One thing the album is missing, sadly, is a sense of fun. American Idiot was written and recorded quickly when the master tapes for their “real” album were stolen, giving it a spontaneous immediacy. 21st Century Breakdown took five years to make, and it shows. It is labored and serious, full of dramatic pauses and piano segues, and it teeters on the pretentious. I wish it didn’t. During a ’70s soft-rock piano ballad complete with falsetto vocals, an audience member held up a homemade sign reading “Play at 924 Gilman,” and it was painfully obvious how far the band has “grown” since their constant presence at said club. (Billie played there last year with Pinhead Gunpowder; read about it here.)
A drastic explosion in the excitement level came after the short intermission, when Green Day played older songs for another hour, and I got blissfully lost in the sweaty fray of people. “American Idiot” turned the stoic crowd into a swarming tornado; “Jesus of Suburbia” was dedicated “to everyone down at Gilman Street,” and “Going to Pasalacqua,” “She,” “Longview” and “Welcome to Paradise” thrilled longtime fans. The band was obviously making the set list up on the spot—during “Minority,” Billie asked, “I don’t know, should this be the last song?”
It wasn’t, of course.
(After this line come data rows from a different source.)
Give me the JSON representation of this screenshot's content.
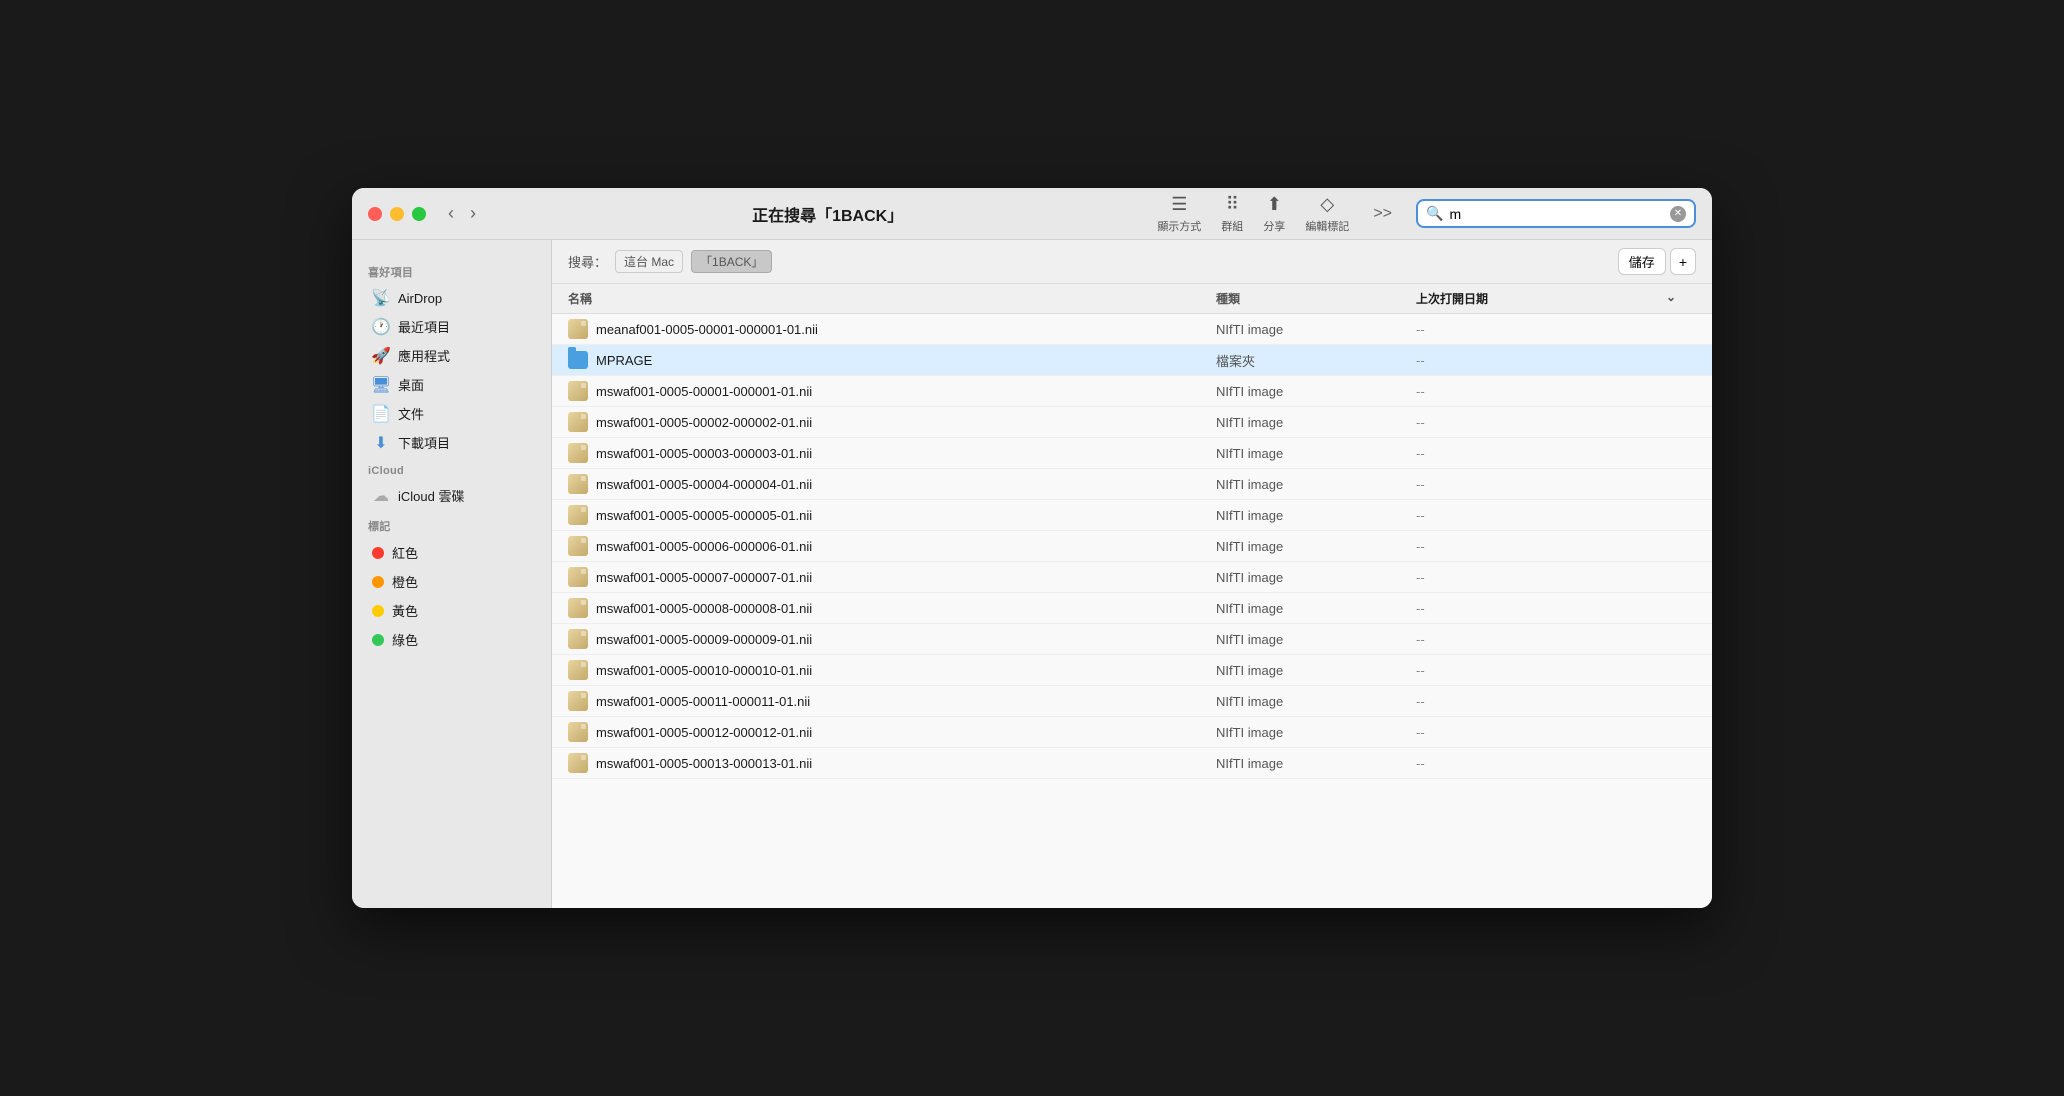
{
  "window": {
    "title": "正在搜尋「1BACK」"
  },
  "titlebar": {
    "back_label": "‹",
    "forward_label": "›",
    "nav_back": "返回/往前",
    "display_label": "顯示方式",
    "group_label": "群組",
    "share_label": "分享",
    "edit_tag_label": "編輯標記",
    "expand_label": ">>",
    "search_label": "搜尋",
    "search_value": "m"
  },
  "search_bar": {
    "search_prefix": "搜尋：",
    "scope_this_mac": "這台 Mac",
    "scope_1back": "「1BACK」",
    "save_label": "儲存",
    "plus_label": "+"
  },
  "table": {
    "col_name": "名稱",
    "col_type": "種類",
    "col_date": "上次打開日期",
    "rows": [
      {
        "name": "meanaf001-0005-00001-000001-01.nii",
        "type": "NIfTI image",
        "date": "--",
        "icon": "nifti"
      },
      {
        "name": "MPRAGE",
        "type": "檔案夾",
        "date": "--",
        "icon": "folder"
      },
      {
        "name": "mswaf001-0005-00001-000001-01.nii",
        "type": "NIfTI image",
        "date": "--",
        "icon": "nifti"
      },
      {
        "name": "mswaf001-0005-00002-000002-01.nii",
        "type": "NIfTI image",
        "date": "--",
        "icon": "nifti"
      },
      {
        "name": "mswaf001-0005-00003-000003-01.nii",
        "type": "NIfTI image",
        "date": "--",
        "icon": "nifti"
      },
      {
        "name": "mswaf001-0005-00004-000004-01.nii",
        "type": "NIfTI image",
        "date": "--",
        "icon": "nifti"
      },
      {
        "name": "mswaf001-0005-00005-000005-01.nii",
        "type": "NIfTI image",
        "date": "--",
        "icon": "nifti"
      },
      {
        "name": "mswaf001-0005-00006-000006-01.nii",
        "type": "NIfTI image",
        "date": "--",
        "icon": "nifti"
      },
      {
        "name": "mswaf001-0005-00007-000007-01.nii",
        "type": "NIfTI image",
        "date": "--",
        "icon": "nifti"
      },
      {
        "name": "mswaf001-0005-00008-000008-01.nii",
        "type": "NIfTI image",
        "date": "--",
        "icon": "nifti"
      },
      {
        "name": "mswaf001-0005-00009-000009-01.nii",
        "type": "NIfTI image",
        "date": "--",
        "icon": "nifti"
      },
      {
        "name": "mswaf001-0005-00010-000010-01.nii",
        "type": "NIfTI image",
        "date": "--",
        "icon": "nifti"
      },
      {
        "name": "mswaf001-0005-00011-000011-01.nii",
        "type": "NIfTI image",
        "date": "--",
        "icon": "nifti"
      },
      {
        "name": "mswaf001-0005-00012-000012-01.nii",
        "type": "NIfTI image",
        "date": "--",
        "icon": "nifti"
      },
      {
        "name": "mswaf001-0005-00013-000013-01.nii",
        "type": "NIfTI image",
        "date": "--",
        "icon": "nifti"
      }
    ]
  },
  "sidebar": {
    "favorites_label": "喜好項目",
    "icloud_label": "iCloud",
    "tags_label": "標記",
    "items": [
      {
        "id": "airdrop",
        "label": "AirDrop",
        "icon_type": "airdrop"
      },
      {
        "id": "recent",
        "label": "最近項目",
        "icon_type": "recent"
      },
      {
        "id": "apps",
        "label": "應用程式",
        "icon_type": "apps"
      },
      {
        "id": "desktop",
        "label": "桌面",
        "icon_type": "desktop"
      },
      {
        "id": "docs",
        "label": "文件",
        "icon_type": "docs"
      },
      {
        "id": "downloads",
        "label": "下載項目",
        "icon_type": "downloads"
      },
      {
        "id": "icloud",
        "label": "iCloud 雲碟",
        "icon_type": "icloud"
      }
    ],
    "tags": [
      {
        "id": "red",
        "label": "紅色",
        "color": "#ff3b30"
      },
      {
        "id": "orange",
        "label": "橙色",
        "color": "#ff9500"
      },
      {
        "id": "yellow",
        "label": "黃色",
        "color": "#ffcc00"
      },
      {
        "id": "green",
        "label": "綠色",
        "color": "#34c759"
      }
    ]
  }
}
The show’s final song, the epic “Homecoming,” came with a warm explanation from Billie about the East Bay. Clearly, the band was happy to play for a hometown crowd (including Jello Biafra!), and at the end, he stood at the front of the stage, repeatedly opened his arms to the audience, and mouthed the words “I love you, I love you, I fucking love you!” over and over.
The feeling was mutual.